[[ Input data open ]]

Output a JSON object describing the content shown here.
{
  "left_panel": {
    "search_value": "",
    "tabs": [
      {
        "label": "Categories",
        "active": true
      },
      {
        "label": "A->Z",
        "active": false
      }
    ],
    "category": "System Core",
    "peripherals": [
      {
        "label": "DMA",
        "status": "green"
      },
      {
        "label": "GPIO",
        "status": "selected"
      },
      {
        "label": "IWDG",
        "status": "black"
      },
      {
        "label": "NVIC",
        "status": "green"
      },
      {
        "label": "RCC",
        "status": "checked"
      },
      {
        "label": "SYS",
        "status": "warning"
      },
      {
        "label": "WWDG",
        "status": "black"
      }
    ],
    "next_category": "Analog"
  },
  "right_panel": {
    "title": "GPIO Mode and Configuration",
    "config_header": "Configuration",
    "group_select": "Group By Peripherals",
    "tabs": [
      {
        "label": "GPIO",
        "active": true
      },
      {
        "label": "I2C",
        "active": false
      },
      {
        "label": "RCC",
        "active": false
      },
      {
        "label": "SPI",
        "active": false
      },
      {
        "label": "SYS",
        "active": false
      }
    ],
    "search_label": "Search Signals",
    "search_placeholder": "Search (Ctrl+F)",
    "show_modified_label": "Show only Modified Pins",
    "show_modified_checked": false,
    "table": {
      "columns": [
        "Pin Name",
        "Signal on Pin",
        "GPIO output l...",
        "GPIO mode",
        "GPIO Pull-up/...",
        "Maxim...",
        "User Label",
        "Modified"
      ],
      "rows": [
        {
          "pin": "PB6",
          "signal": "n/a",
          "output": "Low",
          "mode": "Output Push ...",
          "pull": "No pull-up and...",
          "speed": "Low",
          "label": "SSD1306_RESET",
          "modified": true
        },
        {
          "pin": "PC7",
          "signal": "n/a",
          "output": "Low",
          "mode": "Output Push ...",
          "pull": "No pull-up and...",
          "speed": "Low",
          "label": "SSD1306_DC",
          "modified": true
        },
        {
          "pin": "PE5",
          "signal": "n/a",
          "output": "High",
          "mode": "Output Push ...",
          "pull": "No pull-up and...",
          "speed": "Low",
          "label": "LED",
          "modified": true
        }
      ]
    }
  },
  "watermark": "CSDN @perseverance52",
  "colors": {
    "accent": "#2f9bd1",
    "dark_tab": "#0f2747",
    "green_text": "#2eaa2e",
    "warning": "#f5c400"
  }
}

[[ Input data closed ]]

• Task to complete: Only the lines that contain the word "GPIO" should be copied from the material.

• Output below:
        "label": "GPIO",
    "title": "GPIO Mode and Configuration",
        "label": "GPIO",
        "GPIO output l...",
        "GPIO mode",
        "GPIO Pull-up/...",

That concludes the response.